→ Data
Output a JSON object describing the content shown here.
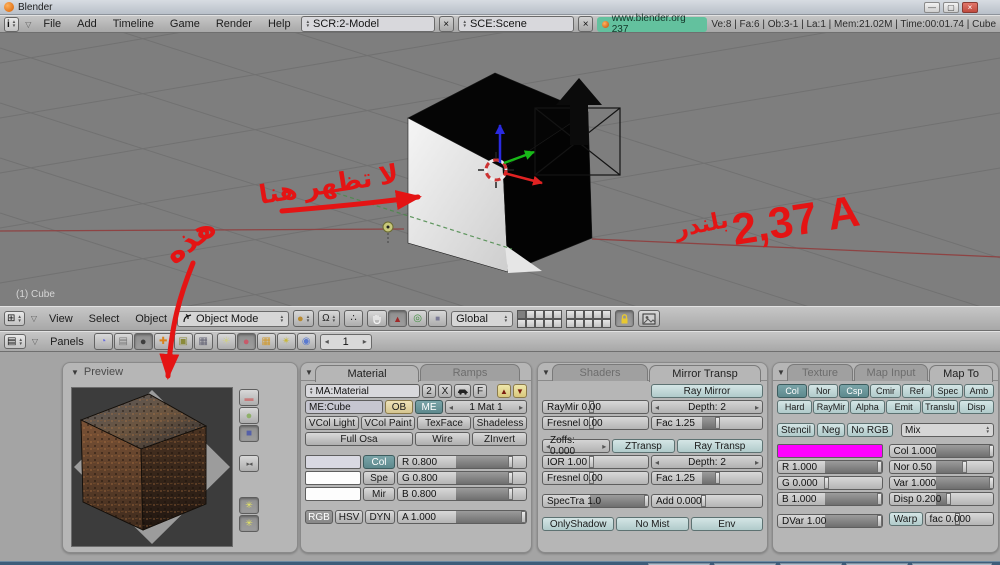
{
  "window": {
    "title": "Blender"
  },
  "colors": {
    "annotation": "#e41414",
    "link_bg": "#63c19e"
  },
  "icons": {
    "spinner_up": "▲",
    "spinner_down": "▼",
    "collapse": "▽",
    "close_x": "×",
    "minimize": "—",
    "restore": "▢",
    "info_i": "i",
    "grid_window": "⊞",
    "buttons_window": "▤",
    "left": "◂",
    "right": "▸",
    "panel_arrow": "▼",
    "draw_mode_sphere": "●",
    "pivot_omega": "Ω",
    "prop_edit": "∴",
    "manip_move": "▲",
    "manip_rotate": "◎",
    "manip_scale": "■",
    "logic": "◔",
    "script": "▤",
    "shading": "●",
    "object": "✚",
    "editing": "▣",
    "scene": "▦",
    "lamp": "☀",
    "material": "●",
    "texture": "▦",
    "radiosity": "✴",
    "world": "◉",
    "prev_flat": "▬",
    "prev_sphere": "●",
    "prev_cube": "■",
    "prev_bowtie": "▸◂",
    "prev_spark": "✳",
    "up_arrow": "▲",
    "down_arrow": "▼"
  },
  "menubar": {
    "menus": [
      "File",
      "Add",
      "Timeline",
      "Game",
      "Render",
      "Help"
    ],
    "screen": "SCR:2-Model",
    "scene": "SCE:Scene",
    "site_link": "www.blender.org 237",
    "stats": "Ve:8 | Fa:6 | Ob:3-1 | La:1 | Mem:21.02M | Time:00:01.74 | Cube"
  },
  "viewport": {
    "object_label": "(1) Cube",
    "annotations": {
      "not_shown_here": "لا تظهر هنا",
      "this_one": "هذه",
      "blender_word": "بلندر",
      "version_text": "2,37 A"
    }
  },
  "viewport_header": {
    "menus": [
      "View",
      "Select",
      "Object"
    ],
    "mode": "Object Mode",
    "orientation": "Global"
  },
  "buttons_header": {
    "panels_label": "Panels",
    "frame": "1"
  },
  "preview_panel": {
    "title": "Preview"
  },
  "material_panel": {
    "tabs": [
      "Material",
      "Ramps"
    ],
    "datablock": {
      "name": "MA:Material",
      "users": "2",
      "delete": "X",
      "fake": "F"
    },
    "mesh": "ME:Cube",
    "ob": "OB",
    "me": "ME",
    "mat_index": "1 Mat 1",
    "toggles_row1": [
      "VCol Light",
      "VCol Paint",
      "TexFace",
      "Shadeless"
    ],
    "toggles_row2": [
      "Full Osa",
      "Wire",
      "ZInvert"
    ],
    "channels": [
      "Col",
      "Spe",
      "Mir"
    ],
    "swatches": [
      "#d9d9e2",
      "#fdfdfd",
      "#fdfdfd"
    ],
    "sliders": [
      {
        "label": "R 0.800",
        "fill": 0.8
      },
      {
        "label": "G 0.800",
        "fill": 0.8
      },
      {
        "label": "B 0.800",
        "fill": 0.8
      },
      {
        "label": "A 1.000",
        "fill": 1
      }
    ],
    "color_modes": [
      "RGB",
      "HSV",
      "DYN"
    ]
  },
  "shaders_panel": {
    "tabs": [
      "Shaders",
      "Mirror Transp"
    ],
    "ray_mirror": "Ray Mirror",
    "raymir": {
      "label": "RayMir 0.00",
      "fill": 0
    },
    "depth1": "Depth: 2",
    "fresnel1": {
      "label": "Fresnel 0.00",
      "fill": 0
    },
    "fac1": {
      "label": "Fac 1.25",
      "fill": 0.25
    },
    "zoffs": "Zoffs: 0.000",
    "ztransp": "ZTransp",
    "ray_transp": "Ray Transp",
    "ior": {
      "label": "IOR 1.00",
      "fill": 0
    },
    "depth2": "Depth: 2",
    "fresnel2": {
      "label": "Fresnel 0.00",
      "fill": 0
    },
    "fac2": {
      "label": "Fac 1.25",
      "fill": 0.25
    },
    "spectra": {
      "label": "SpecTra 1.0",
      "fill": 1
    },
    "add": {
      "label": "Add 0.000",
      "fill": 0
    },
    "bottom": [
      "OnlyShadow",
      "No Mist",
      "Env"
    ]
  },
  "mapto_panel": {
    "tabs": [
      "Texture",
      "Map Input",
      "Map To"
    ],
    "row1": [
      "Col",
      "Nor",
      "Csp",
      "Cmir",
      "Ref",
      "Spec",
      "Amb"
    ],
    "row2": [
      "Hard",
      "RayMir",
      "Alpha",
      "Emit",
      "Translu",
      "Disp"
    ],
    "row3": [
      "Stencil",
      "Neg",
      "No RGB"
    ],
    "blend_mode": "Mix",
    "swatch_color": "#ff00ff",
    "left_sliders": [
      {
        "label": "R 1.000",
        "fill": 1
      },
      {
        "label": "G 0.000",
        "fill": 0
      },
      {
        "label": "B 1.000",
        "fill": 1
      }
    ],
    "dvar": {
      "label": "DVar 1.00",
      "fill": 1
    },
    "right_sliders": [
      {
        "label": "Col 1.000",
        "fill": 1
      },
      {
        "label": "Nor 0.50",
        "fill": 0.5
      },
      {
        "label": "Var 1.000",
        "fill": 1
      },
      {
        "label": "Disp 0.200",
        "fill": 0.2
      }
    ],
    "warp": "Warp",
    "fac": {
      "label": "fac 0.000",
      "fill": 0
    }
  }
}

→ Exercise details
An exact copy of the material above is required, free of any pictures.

→ Task output
Output a JSON object describing the content shown here.
{
  "window": {
    "title": "Blender"
  },
  "colors": {
    "annotation": "#e41414",
    "link_bg": "#63c19e"
  },
  "icons": {
    "spinner_up": "▲",
    "spinner_down": "▼",
    "collapse": "▽",
    "close_x": "×",
    "minimize": "—",
    "restore": "▢",
    "info_i": "i",
    "grid_window": "⊞",
    "buttons_window": "▤",
    "left": "◂",
    "right": "▸",
    "panel_arrow": "▼",
    "draw_mode_sphere": "●",
    "pivot_omega": "Ω",
    "prop_edit": "∴",
    "manip_move": "▲",
    "manip_rotate": "◎",
    "manip_scale": "■",
    "logic": "◔",
    "script": "▤",
    "shading": "●",
    "object": "✚",
    "editing": "▣",
    "scene": "▦",
    "lamp": "☀",
    "material": "●",
    "texture": "▦",
    "radiosity": "✴",
    "world": "◉",
    "prev_flat": "▬",
    "prev_sphere": "●",
    "prev_cube": "■",
    "prev_bowtie": "▸◂",
    "prev_spark": "✳",
    "up_arrow": "▲",
    "down_arrow": "▼"
  },
  "menubar": {
    "menus": [
      "File",
      "Add",
      "Timeline",
      "Game",
      "Render",
      "Help"
    ],
    "screen": "SCR:2-Model",
    "scene": "SCE:Scene",
    "site_link": "www.blender.org 237",
    "stats": "Ve:8 | Fa:6 | Ob:3-1 | La:1 | Mem:21.02M | Time:00:01.74 | Cube"
  },
  "viewport": {
    "object_label": "(1) Cube",
    "annotations": {
      "not_shown_here": "لا تظهر هنا",
      "this_one": "هذه",
      "blender_word": "بلندر",
      "version_text": "2,37 A"
    }
  },
  "viewport_header": {
    "menus": [
      "View",
      "Select",
      "Object"
    ],
    "mode": "Object Mode",
    "orientation": "Global"
  },
  "buttons_header": {
    "panels_label": "Panels",
    "frame": "1"
  },
  "preview_panel": {
    "title": "Preview"
  },
  "material_panel": {
    "tabs": [
      "Material",
      "Ramps"
    ],
    "datablock": {
      "name": "MA:Material",
      "users": "2",
      "delete": "X",
      "fake": "F"
    },
    "mesh": "ME:Cube",
    "ob": "OB",
    "me": "ME",
    "mat_index": "1 Mat 1",
    "toggles_row1": [
      "VCol Light",
      "VCol Paint",
      "TexFace",
      "Shadeless"
    ],
    "toggles_row2": [
      "Full Osa",
      "Wire",
      "ZInvert"
    ],
    "channels": [
      "Col",
      "Spe",
      "Mir"
    ],
    "swatches": [
      "#d9d9e2",
      "#fdfdfd",
      "#fdfdfd"
    ],
    "sliders": [
      {
        "label": "R 0.800",
        "fill": 0.8
      },
      {
        "label": "G 0.800",
        "fill": 0.8
      },
      {
        "label": "B 0.800",
        "fill": 0.8
      },
      {
        "label": "A 1.000",
        "fill": 1
      }
    ],
    "color_modes": [
      "RGB",
      "HSV",
      "DYN"
    ]
  },
  "shaders_panel": {
    "tabs": [
      "Shaders",
      "Mirror Transp"
    ],
    "ray_mirror": "Ray Mirror",
    "raymir": {
      "label": "RayMir 0.00",
      "fill": 0
    },
    "depth1": "Depth: 2",
    "fresnel1": {
      "label": "Fresnel 0.00",
      "fill": 0
    },
    "fac1": {
      "label": "Fac 1.25",
      "fill": 0.25
    },
    "zoffs": "Zoffs: 0.000",
    "ztransp": "ZTransp",
    "ray_transp": "Ray Transp",
    "ior": {
      "label": "IOR 1.00",
      "fill": 0
    },
    "depth2": "Depth: 2",
    "fresnel2": {
      "label": "Fresnel 0.00",
      "fill": 0
    },
    "fac2": {
      "label": "Fac 1.25",
      "fill": 0.25
    },
    "spectra": {
      "label": "SpecTra 1.0",
      "fill": 1
    },
    "add": {
      "label": "Add 0.000",
      "fill": 0
    },
    "bottom": [
      "OnlyShadow",
      "No Mist",
      "Env"
    ]
  },
  "mapto_panel": {
    "tabs": [
      "Texture",
      "Map Input",
      "Map To"
    ],
    "row1": [
      "Col",
      "Nor",
      "Csp",
      "Cmir",
      "Ref",
      "Spec",
      "Amb"
    ],
    "row2": [
      "Hard",
      "RayMir",
      "Alpha",
      "Emit",
      "Translu",
      "Disp"
    ],
    "row3": [
      "Stencil",
      "Neg",
      "No RGB"
    ],
    "blend_mode": "Mix",
    "swatch_color": "#ff00ff",
    "left_sliders": [
      {
        "label": "R 1.000",
        "fill": 1
      },
      {
        "label": "G 0.000",
        "fill": 0
      },
      {
        "label": "B 1.000",
        "fill": 1
      }
    ],
    "dvar": {
      "label": "DVar 1.00",
      "fill": 1
    },
    "right_sliders": [
      {
        "label": "Col 1.000",
        "fill": 1
      },
      {
        "label": "Nor 0.50",
        "fill": 0.5
      },
      {
        "label": "Var 1.000",
        "fill": 1
      },
      {
        "label": "Disp 0.200",
        "fill": 0.2
      }
    ],
    "warp": "Warp",
    "fac": {
      "label": "fac 0.000",
      "fill": 0
    }
  }
}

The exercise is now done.